**DATA LISTING**
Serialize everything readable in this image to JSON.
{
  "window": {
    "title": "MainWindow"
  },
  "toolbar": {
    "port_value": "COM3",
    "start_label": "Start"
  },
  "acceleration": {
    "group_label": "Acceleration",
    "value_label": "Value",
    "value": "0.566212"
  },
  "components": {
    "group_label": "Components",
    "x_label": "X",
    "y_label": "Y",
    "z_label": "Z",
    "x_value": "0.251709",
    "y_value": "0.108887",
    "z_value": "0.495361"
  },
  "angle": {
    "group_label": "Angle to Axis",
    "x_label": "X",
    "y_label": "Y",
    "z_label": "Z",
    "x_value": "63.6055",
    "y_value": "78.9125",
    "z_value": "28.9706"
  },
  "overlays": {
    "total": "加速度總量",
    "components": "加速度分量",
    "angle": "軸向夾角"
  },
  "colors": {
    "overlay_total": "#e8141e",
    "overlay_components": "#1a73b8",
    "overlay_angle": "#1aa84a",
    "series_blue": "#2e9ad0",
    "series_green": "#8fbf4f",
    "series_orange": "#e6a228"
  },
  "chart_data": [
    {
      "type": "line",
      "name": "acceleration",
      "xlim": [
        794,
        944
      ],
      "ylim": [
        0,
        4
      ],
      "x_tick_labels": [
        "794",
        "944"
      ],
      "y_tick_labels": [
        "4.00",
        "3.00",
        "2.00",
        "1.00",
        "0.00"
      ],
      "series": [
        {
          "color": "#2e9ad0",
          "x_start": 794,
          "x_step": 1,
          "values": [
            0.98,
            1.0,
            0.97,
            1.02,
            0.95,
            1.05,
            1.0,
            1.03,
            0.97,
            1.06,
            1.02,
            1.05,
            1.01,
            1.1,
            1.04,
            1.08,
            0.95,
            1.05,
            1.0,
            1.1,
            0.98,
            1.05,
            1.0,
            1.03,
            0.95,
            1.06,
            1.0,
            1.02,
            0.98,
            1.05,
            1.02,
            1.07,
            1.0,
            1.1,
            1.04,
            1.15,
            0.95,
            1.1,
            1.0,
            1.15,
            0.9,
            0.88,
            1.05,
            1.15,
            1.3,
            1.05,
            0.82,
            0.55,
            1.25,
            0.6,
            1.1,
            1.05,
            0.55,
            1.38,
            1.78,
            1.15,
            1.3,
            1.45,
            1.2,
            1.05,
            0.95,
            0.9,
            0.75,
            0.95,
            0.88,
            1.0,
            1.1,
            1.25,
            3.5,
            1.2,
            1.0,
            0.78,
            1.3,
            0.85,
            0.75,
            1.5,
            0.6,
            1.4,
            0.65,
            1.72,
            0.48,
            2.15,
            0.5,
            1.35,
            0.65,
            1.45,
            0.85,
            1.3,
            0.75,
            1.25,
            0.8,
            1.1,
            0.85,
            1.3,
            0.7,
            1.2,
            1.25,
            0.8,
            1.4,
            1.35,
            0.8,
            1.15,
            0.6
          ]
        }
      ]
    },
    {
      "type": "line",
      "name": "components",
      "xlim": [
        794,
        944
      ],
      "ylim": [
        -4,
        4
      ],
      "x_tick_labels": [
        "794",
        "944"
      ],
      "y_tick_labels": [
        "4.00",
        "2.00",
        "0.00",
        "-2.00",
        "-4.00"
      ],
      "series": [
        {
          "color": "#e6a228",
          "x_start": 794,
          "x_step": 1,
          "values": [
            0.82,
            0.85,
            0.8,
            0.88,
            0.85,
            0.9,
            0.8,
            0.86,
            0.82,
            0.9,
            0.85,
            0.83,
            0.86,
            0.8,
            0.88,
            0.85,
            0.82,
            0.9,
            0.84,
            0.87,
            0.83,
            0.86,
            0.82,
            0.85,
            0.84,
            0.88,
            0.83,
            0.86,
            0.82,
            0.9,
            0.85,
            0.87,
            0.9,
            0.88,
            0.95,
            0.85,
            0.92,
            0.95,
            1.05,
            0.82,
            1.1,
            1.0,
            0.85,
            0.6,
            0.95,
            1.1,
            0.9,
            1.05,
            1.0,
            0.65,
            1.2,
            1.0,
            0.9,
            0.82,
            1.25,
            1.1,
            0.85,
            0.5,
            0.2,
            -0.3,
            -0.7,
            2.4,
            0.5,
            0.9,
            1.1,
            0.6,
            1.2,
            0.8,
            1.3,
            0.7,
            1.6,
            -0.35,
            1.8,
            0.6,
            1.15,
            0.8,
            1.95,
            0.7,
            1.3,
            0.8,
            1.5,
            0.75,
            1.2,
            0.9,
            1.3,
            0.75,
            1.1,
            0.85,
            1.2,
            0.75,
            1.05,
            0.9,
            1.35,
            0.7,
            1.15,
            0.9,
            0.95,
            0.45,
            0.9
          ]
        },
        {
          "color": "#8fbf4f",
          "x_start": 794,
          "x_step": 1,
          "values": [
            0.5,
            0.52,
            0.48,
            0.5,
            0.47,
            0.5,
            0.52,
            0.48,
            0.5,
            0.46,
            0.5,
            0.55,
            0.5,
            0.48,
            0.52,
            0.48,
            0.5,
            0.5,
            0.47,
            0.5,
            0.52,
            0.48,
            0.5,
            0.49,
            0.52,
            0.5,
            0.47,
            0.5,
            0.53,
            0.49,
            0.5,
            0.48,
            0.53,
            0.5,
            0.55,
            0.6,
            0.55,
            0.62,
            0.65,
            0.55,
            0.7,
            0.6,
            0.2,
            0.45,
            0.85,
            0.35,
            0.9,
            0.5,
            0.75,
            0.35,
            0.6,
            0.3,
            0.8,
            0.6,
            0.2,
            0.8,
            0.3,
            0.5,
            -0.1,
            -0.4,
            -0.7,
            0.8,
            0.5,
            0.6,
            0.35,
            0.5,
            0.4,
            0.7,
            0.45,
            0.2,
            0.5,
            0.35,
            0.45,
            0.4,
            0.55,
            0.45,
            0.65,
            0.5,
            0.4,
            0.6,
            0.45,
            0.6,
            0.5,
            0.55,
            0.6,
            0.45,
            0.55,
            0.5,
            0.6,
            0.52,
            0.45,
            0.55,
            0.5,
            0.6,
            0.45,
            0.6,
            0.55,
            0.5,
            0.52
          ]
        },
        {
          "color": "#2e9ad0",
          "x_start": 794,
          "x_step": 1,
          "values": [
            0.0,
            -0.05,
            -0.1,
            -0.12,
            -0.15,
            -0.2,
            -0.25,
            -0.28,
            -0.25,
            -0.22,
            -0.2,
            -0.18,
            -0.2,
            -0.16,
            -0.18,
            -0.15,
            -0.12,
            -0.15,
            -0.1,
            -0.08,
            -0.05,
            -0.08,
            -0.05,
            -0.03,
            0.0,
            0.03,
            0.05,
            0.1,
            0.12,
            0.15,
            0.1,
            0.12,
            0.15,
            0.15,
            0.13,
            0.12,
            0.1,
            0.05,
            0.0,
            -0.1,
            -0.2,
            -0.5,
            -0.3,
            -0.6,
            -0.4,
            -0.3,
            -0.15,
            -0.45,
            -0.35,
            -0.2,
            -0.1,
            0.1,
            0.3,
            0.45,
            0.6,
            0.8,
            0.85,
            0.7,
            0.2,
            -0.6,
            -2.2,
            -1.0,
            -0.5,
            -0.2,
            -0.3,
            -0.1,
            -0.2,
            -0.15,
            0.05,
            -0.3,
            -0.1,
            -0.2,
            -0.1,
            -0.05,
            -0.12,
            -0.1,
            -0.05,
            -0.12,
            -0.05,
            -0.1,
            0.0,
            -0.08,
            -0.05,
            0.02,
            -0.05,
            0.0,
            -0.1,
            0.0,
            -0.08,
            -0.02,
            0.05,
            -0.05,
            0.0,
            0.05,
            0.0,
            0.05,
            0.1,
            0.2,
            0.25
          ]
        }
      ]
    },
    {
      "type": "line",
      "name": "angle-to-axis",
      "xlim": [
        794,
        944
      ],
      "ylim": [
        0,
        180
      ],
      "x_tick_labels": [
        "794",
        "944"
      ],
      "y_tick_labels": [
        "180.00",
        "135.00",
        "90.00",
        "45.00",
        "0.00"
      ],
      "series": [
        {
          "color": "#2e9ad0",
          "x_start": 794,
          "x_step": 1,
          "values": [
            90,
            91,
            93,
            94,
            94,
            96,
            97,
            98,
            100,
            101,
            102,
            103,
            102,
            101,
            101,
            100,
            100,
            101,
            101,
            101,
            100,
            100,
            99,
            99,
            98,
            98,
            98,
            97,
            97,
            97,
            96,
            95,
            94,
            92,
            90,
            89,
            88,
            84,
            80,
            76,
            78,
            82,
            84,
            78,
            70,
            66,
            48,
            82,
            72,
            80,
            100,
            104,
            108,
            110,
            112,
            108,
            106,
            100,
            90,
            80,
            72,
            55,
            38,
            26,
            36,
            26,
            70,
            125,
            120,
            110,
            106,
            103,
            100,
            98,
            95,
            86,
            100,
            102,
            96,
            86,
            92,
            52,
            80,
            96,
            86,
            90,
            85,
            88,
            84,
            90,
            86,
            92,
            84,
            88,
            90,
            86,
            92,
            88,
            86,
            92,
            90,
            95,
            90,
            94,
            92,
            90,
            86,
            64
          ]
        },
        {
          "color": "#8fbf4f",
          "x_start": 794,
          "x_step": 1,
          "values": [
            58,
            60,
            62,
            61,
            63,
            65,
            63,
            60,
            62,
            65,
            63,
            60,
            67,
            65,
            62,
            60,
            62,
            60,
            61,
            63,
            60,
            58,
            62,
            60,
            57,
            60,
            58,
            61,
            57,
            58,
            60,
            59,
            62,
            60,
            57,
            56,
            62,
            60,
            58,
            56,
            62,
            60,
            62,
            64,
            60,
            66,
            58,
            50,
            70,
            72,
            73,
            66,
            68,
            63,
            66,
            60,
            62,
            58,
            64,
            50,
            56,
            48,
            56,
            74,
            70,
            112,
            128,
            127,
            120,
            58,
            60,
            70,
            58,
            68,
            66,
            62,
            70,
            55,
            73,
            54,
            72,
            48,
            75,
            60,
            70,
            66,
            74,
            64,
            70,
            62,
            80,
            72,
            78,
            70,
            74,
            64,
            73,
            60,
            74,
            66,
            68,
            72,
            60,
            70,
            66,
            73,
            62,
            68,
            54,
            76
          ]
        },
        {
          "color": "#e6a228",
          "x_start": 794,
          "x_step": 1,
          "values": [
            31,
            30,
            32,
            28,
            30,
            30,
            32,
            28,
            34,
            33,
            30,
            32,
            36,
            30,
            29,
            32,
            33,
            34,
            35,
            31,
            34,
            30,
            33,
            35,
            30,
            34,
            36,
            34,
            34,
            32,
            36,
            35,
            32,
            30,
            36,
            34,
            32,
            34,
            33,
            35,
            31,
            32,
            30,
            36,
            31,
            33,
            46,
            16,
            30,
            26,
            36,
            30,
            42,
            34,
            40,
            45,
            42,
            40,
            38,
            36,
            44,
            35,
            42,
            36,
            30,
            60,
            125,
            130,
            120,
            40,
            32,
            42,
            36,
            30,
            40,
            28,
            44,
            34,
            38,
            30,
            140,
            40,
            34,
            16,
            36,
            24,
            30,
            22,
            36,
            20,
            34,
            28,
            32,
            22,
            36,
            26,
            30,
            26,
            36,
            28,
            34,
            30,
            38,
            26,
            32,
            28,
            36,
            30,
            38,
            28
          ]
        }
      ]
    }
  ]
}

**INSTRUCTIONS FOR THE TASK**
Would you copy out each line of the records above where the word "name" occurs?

**RESPONSE TO THIS TASK**
      "name": "acceleration",
      "name": "components",
      "name": "angle-to-axis",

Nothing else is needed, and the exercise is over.